It (the vote bank) has increased. In Bengal, since we don’t have a strong local leadership, I believe that people will vote for Modiji. We had received 17 per cent of the votes in Bengal in the 2014 Lok Sabha elections and won two seats. We were leading in 26 Vidhan Sabha seats. Now, we hope that our position is better than that. But then (the 2014 general elections), the Congress and CPI(M) were fighting separately. Now they are fighting together. What would be its effect on voters? Many CPI(M) and Congress workers themselves are against this understanding. I can’t say to what extent this understanding will benefit us, but it surely will.
AMITABH SINHA: Do you agree with Venkaiah Naidu’s statement that ‘Narendra Modi is God’s gift to
I believe in God and I believe that it is due to His blessings that I am in this position today. I believe that if any person reaches a good position, there is surely God’s grace behind it.
MONOJIT MAJUMDAR: In Kerala and the Northeast, where the BJP is trying hard to make inroads, beef is part of people’s diet. So how will you manage this contradiction?
When I went to Mizoram, people advised me against raising the (beef) issue. We tried to make them understand that this is not only a political issue but also that somewhere our beliefs are related with it. Cow should be considered a mother. This is our culture. We don’t want to bring in a law for this, but we hope that people don’t do things that hurt the beliefs of others. If you consume beef in front of me, I won’t like it.
MONOJIT MAJUMDAR: But you are also supporting laws against cow slaughter.
Laws should be made according to the social fabric of an area. Such a law can’t be introduced in Mizoram, but it should be introduced where required.
MANEESH CHHIBBER: Do you think the Rohith Vemula and Kanhaiya Kumar cases were mishandled?
The government did not react much to the whole episode initially. It was only after Rahul Gandhi went to JNU that Amit Shah reacted. Now I don’t know who is responsible for this—the society or media. Photos (of Kanhaiya Kumar and Rohith Vemula) are being put up in Bengal and Assam. These parties are using their photographs because they don’t have faces of their own who can attract votes. A Congress MLA said Rahul Gandhi has time to meet Kanhaiya Kumar but not them, whereas they have been seeking an appointment for six months. In a democracy, both the ruling party and the Opposition should be strong. The Opposition should be mature. When Narasimhaji (PV Narasimha Rao) was the prime minister and Atal Bihari Vajpayee was the leader of Opposition, he represented India at the UN. There, the media asked Vajpayeeji, in your country you criticise the government but here you are praising it. To it, he replied that he is representing the nation and not the party. But now just look at the statements the Opposition issues about the country. Most Opposition leaders link ‘Pakistan zindabad’ slogans with freedom of speech. I think the Opposition is quite weak.

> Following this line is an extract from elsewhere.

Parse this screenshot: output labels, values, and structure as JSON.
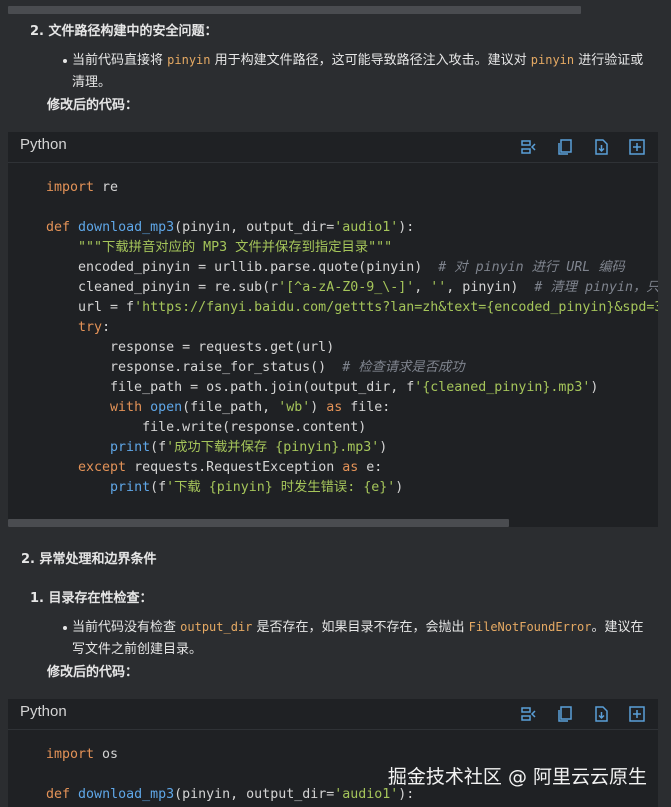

LIZ MATHEW: Recently, an MLA of the AIMIM was suspended from the Maharashtra Assembly for refusing to say ‘Bharat Mata ki jai’. Why are these issues being kept alive?
Many people laid down their lives for Independence chanting ‘Bharat Mata ki jai’. So if someone refuses to chant ‘Bharat Mata ki jai’, it is an insult to those freedom fighters. This is what I believe. And those who laid down their lives for the nation are above religion or caste. And when they are insulted, no one in this country should tolerate that.
Transcribed by Jamie Mullick & Orin Basu